How Robotic Automation Will Benefit Agriculture

by ENGINEERING.com
- Jun 16 2017 - 3 min read
Automated Agriculture
Image courtesy Engineering.com.

Industrial robotic automation has attracted the attention of industry fearmongers and hopefuls alike for taking over jobs—many of them undesirable in the first place—and bringing new levels of efficiency and workplace safety.

Automation technology is now spilling out of industries such as automotive and electronics and into food and agriculture—and it couldn’t be too soon.

Jack Uhl, sales manager of Consumer Products Group (CPG) for Yaskawa America’s Motoman Robotics Division, recently wrote a compelling blog post outlining how “food just got faster.”

In the post, Uhl makes an analogy to the wheel that is the food industry and how automation must become the rim tying the spokes together.

Uhl asserts that beverage production facilities are using rotary fillers for soft drinks, wine, milk, and water that guide containers into turrets where they are filled by the hundreds—greatly speeding up production lines. Uhl then makes note of how automation is being used today to eliminate contamination in food processing plants with sterile, human-and-bacteria-free production lines, saving the US economy millions of dollars.
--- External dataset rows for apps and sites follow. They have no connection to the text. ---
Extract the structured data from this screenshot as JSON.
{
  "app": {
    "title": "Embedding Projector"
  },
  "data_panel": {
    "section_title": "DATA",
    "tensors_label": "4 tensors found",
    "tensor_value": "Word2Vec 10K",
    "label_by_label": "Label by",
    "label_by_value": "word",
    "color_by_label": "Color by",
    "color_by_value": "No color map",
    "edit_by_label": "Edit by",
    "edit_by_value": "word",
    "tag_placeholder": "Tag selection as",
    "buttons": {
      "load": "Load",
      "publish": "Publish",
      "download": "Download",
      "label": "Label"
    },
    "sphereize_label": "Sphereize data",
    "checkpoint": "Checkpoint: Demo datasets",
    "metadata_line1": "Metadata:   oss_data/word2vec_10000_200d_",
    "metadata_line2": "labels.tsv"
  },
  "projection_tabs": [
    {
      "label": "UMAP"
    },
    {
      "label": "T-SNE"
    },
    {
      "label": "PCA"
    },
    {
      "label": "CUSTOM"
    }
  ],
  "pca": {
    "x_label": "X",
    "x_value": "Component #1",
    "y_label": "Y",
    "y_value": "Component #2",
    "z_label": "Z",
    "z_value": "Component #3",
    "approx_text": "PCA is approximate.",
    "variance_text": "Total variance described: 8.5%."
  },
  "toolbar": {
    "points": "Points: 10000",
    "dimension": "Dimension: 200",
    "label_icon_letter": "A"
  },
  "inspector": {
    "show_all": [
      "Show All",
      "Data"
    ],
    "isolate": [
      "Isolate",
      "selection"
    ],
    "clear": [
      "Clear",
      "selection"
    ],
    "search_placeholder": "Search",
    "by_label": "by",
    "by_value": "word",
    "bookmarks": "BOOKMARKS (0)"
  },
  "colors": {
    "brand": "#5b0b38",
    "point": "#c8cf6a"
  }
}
Finally, Uhl points to the issue of labor costs and associated medical bills associated with injuries developed from repetitive, exhausting, and dangerous jobs and how automation eliminates these problems with uncompromisingly strong and resilient industrial robots.

Farmers can look forward to the use of drones and robotics to tend to their fields and crops.
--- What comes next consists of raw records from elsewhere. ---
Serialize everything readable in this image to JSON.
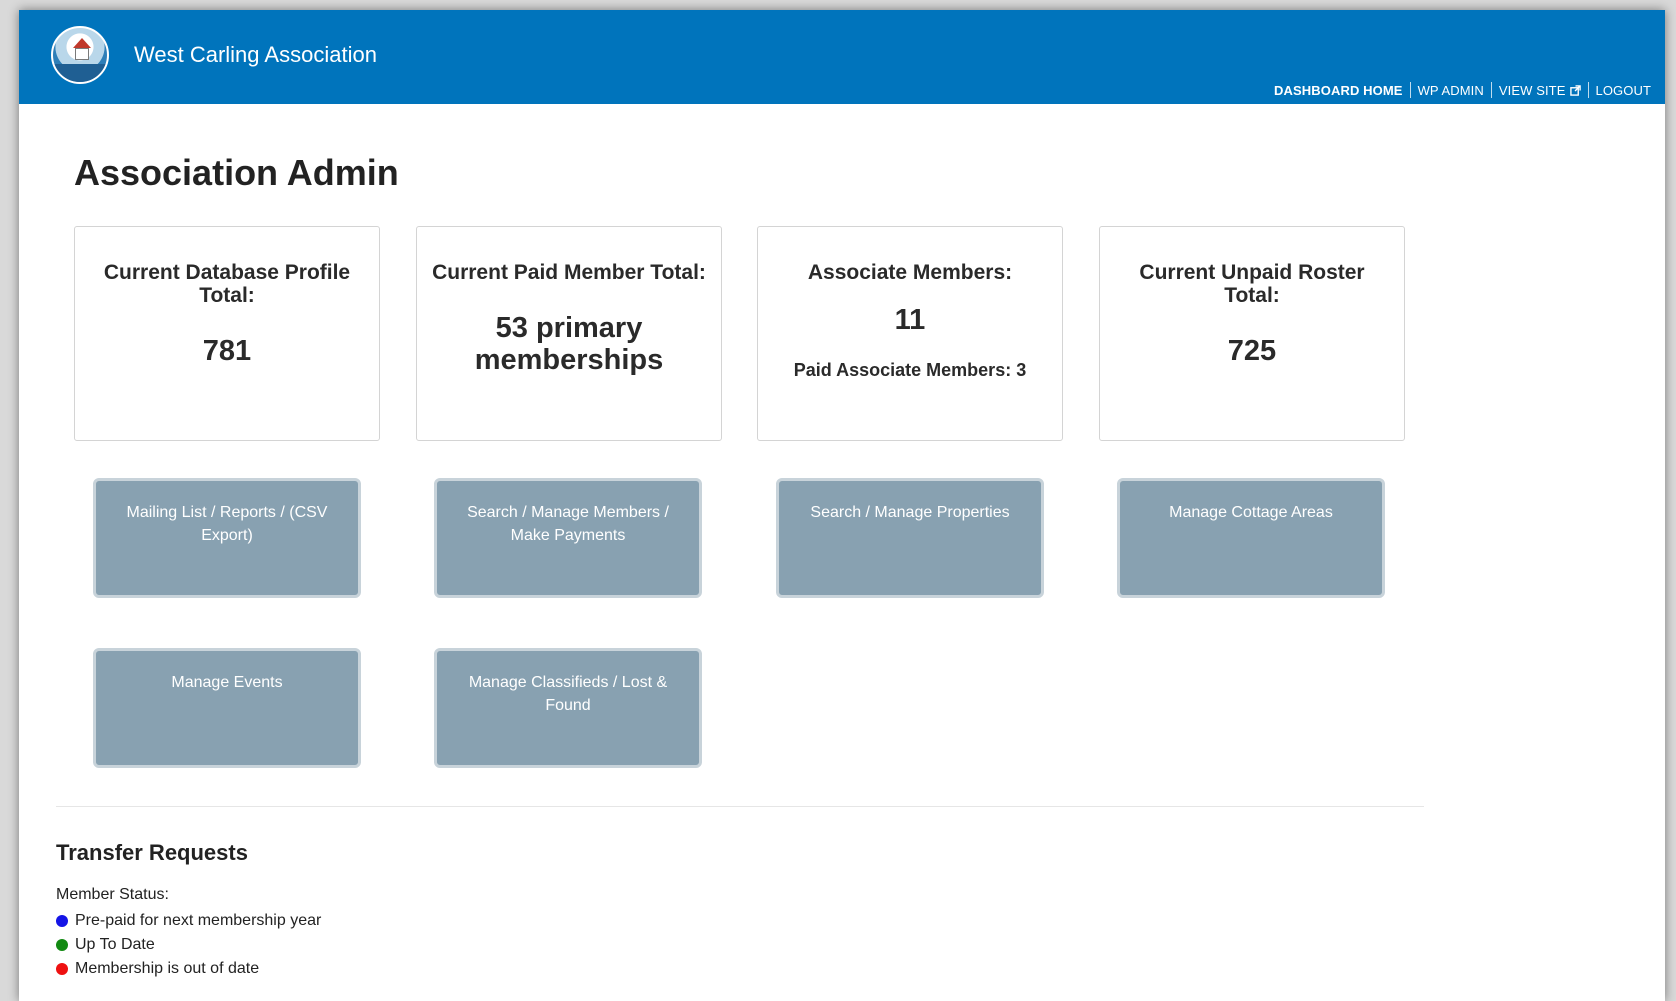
{
  "header": {
    "site_title": "West Carling Association",
    "nav": [
      {
        "label": "DASHBOARD HOME"
      },
      {
        "label": "WP ADMIN"
      },
      {
        "label": "VIEW SITE"
      },
      {
        "label": "LOGOUT"
      }
    ],
    "brand_color": "#0074bc"
  },
  "page_title": "Association Admin",
  "stats": [
    {
      "label": "Current Database Profile Total:",
      "value": "781"
    },
    {
      "label": "Current Paid Member Total:",
      "value": "53 primary memberships"
    },
    {
      "label": "Associate Members:",
      "value": "11",
      "sub": "Paid Associate Members: 3"
    },
    {
      "label": "Current Unpaid Roster Total:",
      "value": "725"
    }
  ],
  "actions": [
    {
      "label": "Mailing List / Reports / (CSV Export)"
    },
    {
      "label": "Search / Manage Members / Make Payments"
    },
    {
      "label": "Search / Manage Properties"
    },
    {
      "label": "Manage Cottage Areas"
    },
    {
      "label": "Manage Events"
    },
    {
      "label": "Manage Classifieds / Lost & Found"
    }
  ],
  "transfer": {
    "title": "Transfer Requests",
    "status_label": "Member Status:",
    "legend": [
      {
        "label": "Pre-paid for next membership year",
        "color": "#1414e6"
      },
      {
        "label": "Up To Date",
        "color": "#128a12"
      },
      {
        "label": "Membership is out of date",
        "color": "#ee1111"
      }
    ]
  }
}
Uhl’s points above are all great ones, but there are two important points to take away from this: Automation’s emergence in the food and agriculture industries is inevitable and already happening, and blue-collar workers in these fields don’t need to panic about job loss.

Industrial automation has been an explosive force in the automotive industry, which essentially gave birth to the industrial robot to alleviate employees from back-breaking, demeaning jobs and elevate them into more stimulating, enjoyable, and valuable positions.

The video above demonstrates the working conditions for the average Ford automotive plant back in the 1970s. Since the popularization of the lift-assist device to more modern forms of automation in industrial robots, human employees have been exposed to less dangerous work, and production has increased.

In the average food-packaging facility, production lines are seeing their fair share of increased productivity and boosted hygiene in systems such as the PicknPack.

Industrial robots can quickly and easily pick and place food items without risk of introducing bacteria and at a rate far faster and with greater endurance than a human worker. Advanced vision systems even have the capacity to detect both external and internal defects in food products.

Loose food products introduced to the line leave packaged and ready for the next phase of the supply chain. Even farming is expected to see a positive impact from the introduction of robotics and artificial intelligence (AI).

In what could be considered the upcoming robotic age, farmers can look forward to the use of drones and robotics to tend to their fields and crops.

Drones equipped with infrared cameras will monitor irrigation patterns and map soil variations to detect pests and fungal infestations. These drones will be able to swoop in from the sky to perform crop-spraying at any time of day or night.

Robots like the Bonirob, from Deepfield Robotics, will perform weed removal, manage plant breeding, and perform other laborious tasks with AI supported by advanced sensor vision technology and image recognition.

With the burst in productivity from industrial automation in the food and agriculture industries, it may be safe to assume significant increases in yield and rate of production, with reduced costs for the manufacturer. And hopefully, this will translate to reduced prices for consumers and greater access to food for populations internationally. Say goodbye to that $250 grocery bill!

Article by Kagan Pittman. A version of this article originally appeared on engineering.com.

More Like This

Success!

You’re in.

Get smart on the future of making things.

Subscribe to our newsletter.
By signing up, I acknowledge the Autodesk Privacy Statement.